--- Data in this exercise Enclosed Below ---
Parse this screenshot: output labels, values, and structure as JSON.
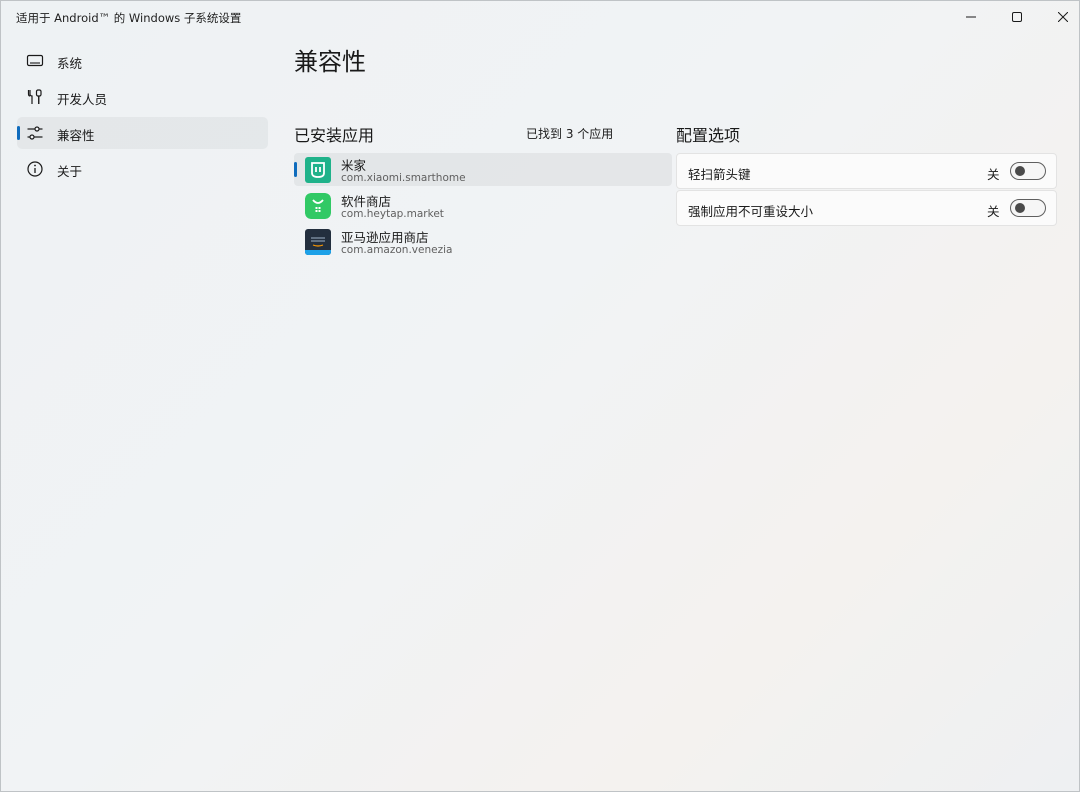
{
  "window": {
    "title": "适用于 Android™ 的 Windows 子系统设置"
  },
  "sidebar": {
    "items": [
      {
        "label": "系统",
        "icon": "laptop-icon"
      },
      {
        "label": "开发人员",
        "icon": "tools-icon"
      },
      {
        "label": "兼容性",
        "icon": "sliders-icon",
        "selected": true
      },
      {
        "label": "关于",
        "icon": "info-icon"
      }
    ]
  },
  "main": {
    "page_title": "兼容性",
    "installed_title": "已安装应用",
    "found_count": "已找到 3 个应用",
    "apps": [
      {
        "name": "米家",
        "package": "com.xiaomi.smarthome",
        "selected": true
      },
      {
        "name": "软件商店",
        "package": "com.heytap.market"
      },
      {
        "name": "亚马逊应用商店",
        "package": "com.amazon.venezia"
      }
    ],
    "options_title": "配置选项",
    "options": [
      {
        "label": "轻扫箭头键",
        "state": "关"
      },
      {
        "label": "强制应用不可重设大小",
        "state": "关"
      }
    ]
  },
  "colors": {
    "accent": "#0f6cbd",
    "mijia_icon": "#1fb28a",
    "store_icon": "#31c965",
    "amazon_icon": "#232f3e"
  }
}
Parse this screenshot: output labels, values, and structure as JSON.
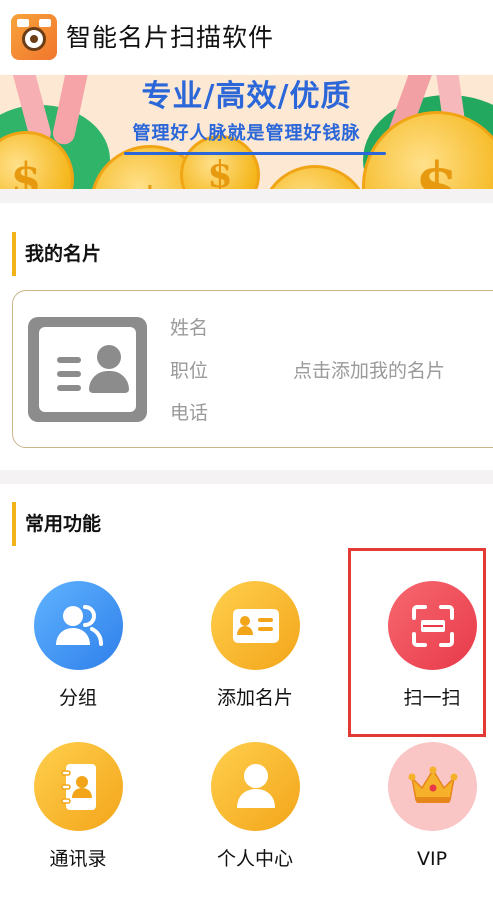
{
  "header": {
    "title": "智能名片扫描软件",
    "icon": "camera-logo-icon"
  },
  "banner": {
    "slogan": "专业/高效/优质",
    "subtitle": "管理好人脉就是管理好钱脉"
  },
  "my_card": {
    "section_title": "我的名片",
    "fields": [
      "姓名",
      "职位",
      "电话"
    ],
    "hint": "点击添加我的名片",
    "icon": "contact-card-icon"
  },
  "features": {
    "section_title": "常用功能",
    "items": [
      {
        "label": "分组",
        "icon": "group-users-icon",
        "color": "#3a8ef0"
      },
      {
        "label": "添加名片",
        "icon": "add-card-icon",
        "color": "#f5b12a"
      },
      {
        "label": "扫一扫",
        "icon": "scan-icon",
        "color": "#ee4b55"
      },
      {
        "label": "通讯录",
        "icon": "address-book-icon",
        "color": "#f5b12a"
      },
      {
        "label": "个人中心",
        "icon": "profile-icon",
        "color": "#f5b12a"
      },
      {
        "label": "VIP",
        "icon": "crown-icon",
        "color": "#f9c5c5"
      }
    ]
  },
  "colors": {
    "accent": "#f2b31a",
    "highlight_border": "#e53935",
    "brand_blue": "#2b67d8"
  }
}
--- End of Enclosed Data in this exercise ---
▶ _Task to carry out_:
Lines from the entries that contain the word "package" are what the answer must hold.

▶ _Task response_:
        "package": "com.xiaomi.smarthome",
        "package": "com.heytap.market"
        "package": "com.amazon.venezia"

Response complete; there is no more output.